— What the task asks —
Take from the material every line containing the string "Revenue" and copy it.

— Data for the task —
◇ ◇ ◇

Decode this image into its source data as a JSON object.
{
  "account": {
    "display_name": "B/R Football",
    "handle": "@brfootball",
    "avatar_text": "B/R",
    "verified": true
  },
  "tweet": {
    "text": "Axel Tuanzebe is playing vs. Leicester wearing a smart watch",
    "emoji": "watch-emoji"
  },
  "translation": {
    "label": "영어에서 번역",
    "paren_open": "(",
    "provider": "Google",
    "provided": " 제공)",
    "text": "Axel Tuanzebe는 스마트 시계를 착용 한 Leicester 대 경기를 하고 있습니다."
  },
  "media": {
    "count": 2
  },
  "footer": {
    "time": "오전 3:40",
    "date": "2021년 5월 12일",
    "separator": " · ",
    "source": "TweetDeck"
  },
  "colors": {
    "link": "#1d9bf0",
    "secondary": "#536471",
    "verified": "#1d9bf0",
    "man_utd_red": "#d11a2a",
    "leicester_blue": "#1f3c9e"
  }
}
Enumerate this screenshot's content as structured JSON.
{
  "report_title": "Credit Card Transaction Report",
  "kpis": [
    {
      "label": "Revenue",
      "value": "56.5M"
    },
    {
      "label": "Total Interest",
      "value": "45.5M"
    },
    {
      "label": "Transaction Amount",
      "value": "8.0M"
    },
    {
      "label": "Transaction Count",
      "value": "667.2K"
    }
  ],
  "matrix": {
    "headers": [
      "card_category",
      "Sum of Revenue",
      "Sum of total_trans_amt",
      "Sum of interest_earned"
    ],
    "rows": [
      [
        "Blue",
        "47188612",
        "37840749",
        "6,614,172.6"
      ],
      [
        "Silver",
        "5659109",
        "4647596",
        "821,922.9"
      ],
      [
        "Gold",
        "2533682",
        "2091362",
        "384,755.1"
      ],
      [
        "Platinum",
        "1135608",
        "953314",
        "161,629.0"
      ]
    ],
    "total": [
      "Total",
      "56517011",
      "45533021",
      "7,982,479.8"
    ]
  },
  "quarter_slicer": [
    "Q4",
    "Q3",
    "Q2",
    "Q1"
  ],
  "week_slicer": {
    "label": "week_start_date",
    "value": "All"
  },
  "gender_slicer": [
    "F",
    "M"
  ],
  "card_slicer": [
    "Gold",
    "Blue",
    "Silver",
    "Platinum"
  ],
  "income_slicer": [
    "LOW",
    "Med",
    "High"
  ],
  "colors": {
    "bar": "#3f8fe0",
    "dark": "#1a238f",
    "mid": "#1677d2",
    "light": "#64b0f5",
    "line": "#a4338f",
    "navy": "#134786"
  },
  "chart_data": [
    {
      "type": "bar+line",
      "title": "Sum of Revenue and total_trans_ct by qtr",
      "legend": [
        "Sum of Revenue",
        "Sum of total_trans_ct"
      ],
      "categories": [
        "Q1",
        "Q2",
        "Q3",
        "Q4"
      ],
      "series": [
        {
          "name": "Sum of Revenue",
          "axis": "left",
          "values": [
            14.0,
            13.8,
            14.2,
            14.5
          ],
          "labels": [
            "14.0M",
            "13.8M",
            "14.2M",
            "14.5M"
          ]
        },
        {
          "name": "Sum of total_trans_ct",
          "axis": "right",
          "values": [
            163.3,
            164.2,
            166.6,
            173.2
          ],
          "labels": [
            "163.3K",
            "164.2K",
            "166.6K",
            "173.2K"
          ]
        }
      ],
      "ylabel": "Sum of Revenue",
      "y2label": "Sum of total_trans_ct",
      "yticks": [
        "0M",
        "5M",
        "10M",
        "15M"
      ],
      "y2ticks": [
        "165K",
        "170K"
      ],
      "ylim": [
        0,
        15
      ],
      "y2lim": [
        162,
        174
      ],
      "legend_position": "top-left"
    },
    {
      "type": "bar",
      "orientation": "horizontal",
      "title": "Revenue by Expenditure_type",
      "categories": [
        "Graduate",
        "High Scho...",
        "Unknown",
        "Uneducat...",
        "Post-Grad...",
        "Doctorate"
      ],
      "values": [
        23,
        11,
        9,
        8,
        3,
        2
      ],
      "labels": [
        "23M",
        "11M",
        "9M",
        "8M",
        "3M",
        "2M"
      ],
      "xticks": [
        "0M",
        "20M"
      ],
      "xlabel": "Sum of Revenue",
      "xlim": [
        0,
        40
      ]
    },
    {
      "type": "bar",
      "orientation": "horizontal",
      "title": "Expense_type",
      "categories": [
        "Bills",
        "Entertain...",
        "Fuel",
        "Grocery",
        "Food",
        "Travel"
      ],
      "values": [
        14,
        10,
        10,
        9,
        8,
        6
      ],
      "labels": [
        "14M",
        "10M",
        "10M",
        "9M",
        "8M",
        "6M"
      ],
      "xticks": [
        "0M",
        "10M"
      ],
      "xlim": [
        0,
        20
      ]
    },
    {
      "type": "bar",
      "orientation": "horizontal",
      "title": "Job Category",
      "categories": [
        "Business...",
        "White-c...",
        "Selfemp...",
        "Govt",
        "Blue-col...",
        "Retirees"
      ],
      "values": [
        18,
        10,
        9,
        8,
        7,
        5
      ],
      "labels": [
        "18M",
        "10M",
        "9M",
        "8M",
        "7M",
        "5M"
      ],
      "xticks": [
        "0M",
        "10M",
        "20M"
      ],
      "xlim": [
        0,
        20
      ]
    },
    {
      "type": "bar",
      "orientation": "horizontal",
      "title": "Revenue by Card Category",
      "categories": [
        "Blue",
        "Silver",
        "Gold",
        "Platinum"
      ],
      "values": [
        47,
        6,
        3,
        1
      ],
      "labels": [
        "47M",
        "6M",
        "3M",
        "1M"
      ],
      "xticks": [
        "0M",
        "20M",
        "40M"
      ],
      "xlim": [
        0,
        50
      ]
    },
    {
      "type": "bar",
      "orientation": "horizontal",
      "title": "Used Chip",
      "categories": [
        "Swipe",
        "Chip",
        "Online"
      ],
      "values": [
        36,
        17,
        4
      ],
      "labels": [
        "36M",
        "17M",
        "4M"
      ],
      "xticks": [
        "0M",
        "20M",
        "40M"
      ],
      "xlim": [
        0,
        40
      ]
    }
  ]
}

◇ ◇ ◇

— Exercise result —
      "label": "Revenue",
      "Sum of Revenue",
      "title": "Sum of Revenue and total_trans_ct by qtr",
        "Sum of Revenue",
          "name": "Sum of Revenue",
      "ylabel": "Sum of Revenue",
      "title": "Revenue by Expenditure_type",
      "xlabel": "Sum of Revenue",
      "title": "Revenue by Card Category",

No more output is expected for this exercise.